**WHAT YOU NEED TO DO**
Look for "this" in the records and copy every line that has it.

**DATA LISTING**
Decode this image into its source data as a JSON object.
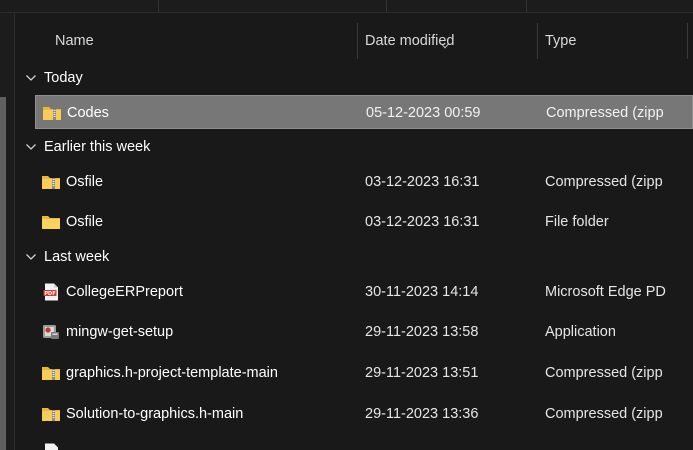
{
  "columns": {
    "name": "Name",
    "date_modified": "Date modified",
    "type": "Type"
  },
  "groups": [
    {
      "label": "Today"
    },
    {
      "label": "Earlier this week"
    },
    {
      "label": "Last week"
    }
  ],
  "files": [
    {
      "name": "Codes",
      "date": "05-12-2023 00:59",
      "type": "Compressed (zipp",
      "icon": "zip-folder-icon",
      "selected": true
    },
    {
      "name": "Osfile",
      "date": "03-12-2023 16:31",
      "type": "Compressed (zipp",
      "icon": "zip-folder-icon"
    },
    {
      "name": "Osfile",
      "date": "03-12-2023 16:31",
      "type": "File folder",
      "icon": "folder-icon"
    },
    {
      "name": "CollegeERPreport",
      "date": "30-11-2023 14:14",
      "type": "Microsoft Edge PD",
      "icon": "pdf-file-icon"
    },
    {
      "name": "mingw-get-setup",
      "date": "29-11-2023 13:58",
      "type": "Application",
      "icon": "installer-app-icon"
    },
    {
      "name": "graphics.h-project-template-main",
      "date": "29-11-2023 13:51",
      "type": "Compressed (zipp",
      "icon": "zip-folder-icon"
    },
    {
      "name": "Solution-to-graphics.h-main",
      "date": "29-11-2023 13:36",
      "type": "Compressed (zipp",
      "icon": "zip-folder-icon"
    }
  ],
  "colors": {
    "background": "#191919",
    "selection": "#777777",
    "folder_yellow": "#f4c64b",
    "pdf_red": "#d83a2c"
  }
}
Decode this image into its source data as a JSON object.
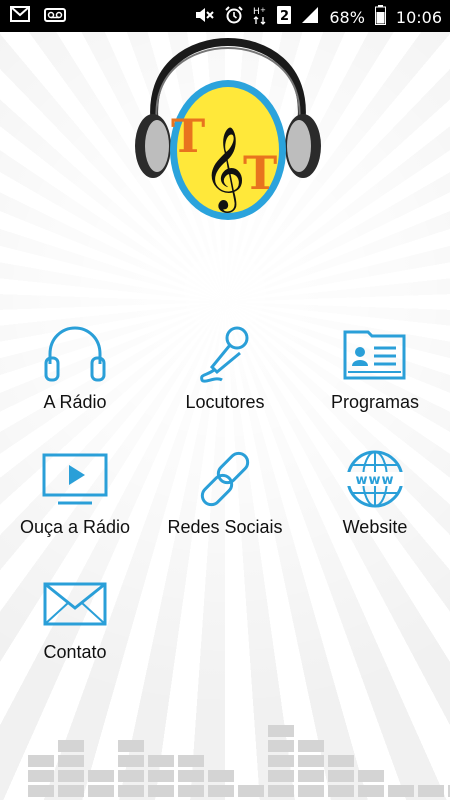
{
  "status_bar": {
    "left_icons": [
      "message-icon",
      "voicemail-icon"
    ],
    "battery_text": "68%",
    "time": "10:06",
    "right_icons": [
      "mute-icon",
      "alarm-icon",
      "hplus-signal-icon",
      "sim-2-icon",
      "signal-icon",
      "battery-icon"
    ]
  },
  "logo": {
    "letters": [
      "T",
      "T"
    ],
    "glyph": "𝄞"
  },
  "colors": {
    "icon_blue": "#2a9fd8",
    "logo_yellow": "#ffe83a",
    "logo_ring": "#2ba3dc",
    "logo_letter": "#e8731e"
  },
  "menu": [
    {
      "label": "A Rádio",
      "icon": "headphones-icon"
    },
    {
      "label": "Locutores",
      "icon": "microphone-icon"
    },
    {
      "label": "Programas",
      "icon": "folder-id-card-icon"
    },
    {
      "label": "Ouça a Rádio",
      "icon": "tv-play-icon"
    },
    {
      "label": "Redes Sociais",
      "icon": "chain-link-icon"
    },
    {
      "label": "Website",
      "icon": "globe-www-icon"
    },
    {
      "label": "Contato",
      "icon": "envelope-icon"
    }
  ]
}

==

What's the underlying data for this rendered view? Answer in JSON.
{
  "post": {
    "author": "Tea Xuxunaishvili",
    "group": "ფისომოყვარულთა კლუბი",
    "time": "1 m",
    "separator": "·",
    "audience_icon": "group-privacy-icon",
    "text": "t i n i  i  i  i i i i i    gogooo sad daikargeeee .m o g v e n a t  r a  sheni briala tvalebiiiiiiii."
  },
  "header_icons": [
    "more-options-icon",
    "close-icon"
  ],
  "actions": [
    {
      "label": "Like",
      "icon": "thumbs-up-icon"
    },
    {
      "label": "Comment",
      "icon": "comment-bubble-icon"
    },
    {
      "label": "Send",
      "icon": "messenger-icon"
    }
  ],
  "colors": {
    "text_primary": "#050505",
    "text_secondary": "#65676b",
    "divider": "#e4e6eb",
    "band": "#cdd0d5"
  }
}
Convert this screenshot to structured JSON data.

**FINISHED EXERCISE**
Decode this image into its source data as a JSON object.
      "label": "Earlier this week"
Decode this image into its source data as a JSON object.
What's the underlying data for this rendered view? Answer in JSON.
Convert this screenshot to structured JSON data.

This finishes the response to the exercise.